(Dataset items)
··········

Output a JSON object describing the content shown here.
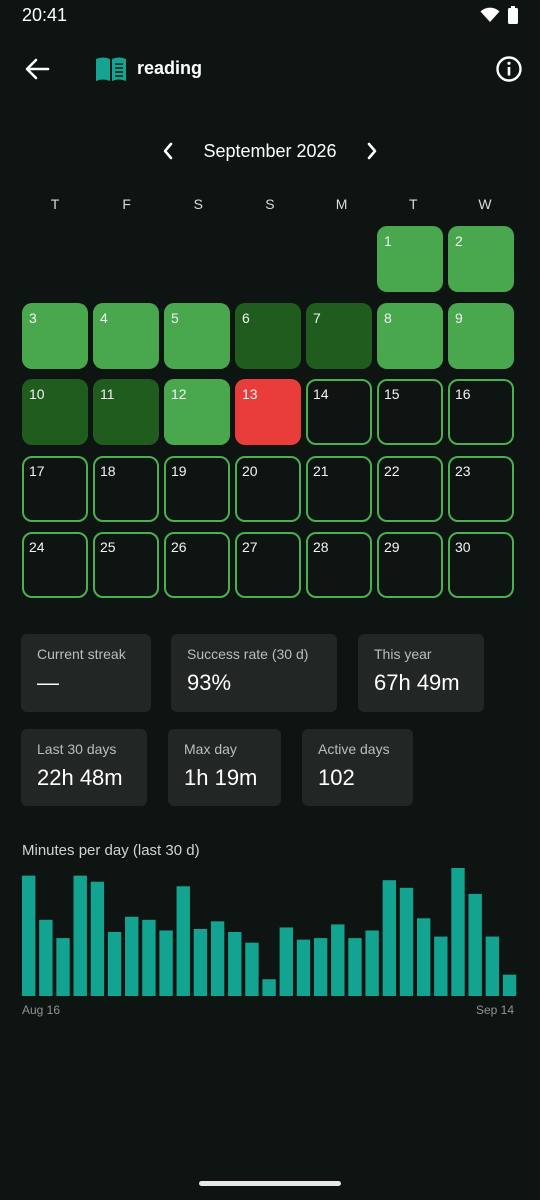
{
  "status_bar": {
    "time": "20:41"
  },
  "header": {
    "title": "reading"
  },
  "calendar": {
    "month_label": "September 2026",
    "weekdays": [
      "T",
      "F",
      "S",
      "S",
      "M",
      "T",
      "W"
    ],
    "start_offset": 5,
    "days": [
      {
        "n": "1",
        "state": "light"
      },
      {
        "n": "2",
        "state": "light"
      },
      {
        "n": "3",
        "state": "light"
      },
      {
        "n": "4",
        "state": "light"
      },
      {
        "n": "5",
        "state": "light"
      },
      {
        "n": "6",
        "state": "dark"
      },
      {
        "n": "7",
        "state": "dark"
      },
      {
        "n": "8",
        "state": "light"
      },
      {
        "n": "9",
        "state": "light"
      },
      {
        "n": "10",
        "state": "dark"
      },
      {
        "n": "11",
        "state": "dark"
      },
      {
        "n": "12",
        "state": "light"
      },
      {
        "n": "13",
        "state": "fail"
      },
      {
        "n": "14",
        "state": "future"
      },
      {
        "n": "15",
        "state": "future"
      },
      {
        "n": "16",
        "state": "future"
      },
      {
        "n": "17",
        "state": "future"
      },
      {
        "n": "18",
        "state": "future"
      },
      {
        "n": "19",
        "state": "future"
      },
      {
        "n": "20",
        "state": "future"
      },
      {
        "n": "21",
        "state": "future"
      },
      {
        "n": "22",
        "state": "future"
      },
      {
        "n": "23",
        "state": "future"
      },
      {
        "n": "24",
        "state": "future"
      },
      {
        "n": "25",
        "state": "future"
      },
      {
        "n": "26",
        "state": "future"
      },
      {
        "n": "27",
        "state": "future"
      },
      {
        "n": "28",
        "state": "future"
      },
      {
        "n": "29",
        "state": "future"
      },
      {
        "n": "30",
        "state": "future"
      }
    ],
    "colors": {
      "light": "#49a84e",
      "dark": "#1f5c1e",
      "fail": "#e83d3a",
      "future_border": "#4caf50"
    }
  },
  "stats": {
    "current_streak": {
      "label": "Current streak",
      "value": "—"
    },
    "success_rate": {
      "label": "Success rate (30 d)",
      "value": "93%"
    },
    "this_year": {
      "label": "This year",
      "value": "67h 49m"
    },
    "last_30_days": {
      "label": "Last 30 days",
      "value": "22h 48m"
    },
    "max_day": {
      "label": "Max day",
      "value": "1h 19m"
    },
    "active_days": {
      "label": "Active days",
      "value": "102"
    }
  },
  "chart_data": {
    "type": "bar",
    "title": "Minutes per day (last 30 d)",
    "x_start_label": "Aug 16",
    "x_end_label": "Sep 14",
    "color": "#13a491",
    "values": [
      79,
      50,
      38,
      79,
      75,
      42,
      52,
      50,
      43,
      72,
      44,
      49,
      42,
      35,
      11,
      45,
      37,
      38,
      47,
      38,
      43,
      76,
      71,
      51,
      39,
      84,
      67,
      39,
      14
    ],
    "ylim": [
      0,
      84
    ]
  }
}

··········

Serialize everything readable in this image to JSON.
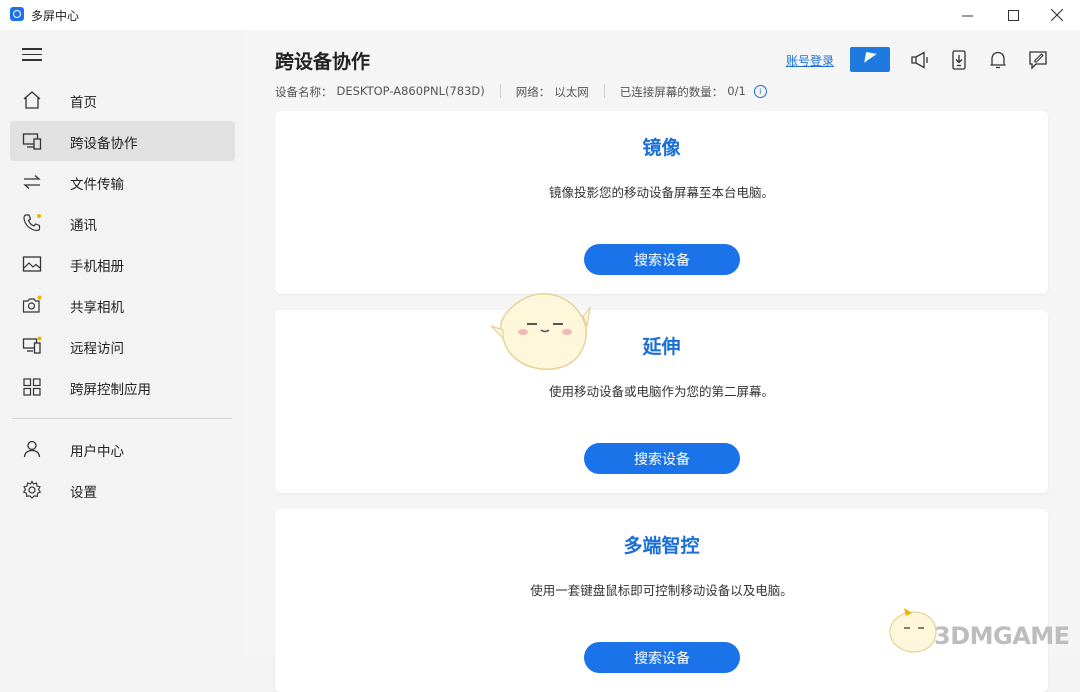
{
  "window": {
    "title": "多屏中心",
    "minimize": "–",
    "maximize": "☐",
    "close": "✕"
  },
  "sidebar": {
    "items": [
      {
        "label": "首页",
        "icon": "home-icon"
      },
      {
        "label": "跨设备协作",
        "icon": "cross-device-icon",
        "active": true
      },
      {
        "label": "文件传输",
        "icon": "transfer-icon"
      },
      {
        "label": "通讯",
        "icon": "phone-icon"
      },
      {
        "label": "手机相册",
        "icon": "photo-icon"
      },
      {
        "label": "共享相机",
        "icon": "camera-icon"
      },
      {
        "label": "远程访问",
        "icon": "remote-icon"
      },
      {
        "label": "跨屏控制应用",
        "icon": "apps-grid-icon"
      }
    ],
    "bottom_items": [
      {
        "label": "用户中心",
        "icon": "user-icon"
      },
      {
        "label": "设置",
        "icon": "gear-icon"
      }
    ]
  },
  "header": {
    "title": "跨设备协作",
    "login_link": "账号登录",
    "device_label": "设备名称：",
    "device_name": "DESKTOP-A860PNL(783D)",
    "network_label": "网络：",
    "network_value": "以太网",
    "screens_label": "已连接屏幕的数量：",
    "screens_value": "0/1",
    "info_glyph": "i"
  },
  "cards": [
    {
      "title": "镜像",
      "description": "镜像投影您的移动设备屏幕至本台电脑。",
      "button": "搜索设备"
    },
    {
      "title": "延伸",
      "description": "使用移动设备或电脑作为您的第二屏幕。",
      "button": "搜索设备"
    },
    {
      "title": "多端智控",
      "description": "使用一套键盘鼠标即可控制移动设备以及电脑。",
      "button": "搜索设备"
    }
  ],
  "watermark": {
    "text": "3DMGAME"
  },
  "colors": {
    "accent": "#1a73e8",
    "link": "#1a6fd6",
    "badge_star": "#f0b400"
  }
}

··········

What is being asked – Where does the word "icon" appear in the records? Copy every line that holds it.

Exercise solution –
        "icon": "home-icon"
        "icon": "cross-device-icon",
        "icon": "transfer-icon"
        "icon": "phone-icon"
        "icon": "photo-icon"
        "icon": "camera-icon"
        "icon": "remote-icon"
        "icon": "apps-grid-icon"
        "icon": "user-icon"
        "icon": "gear-icon"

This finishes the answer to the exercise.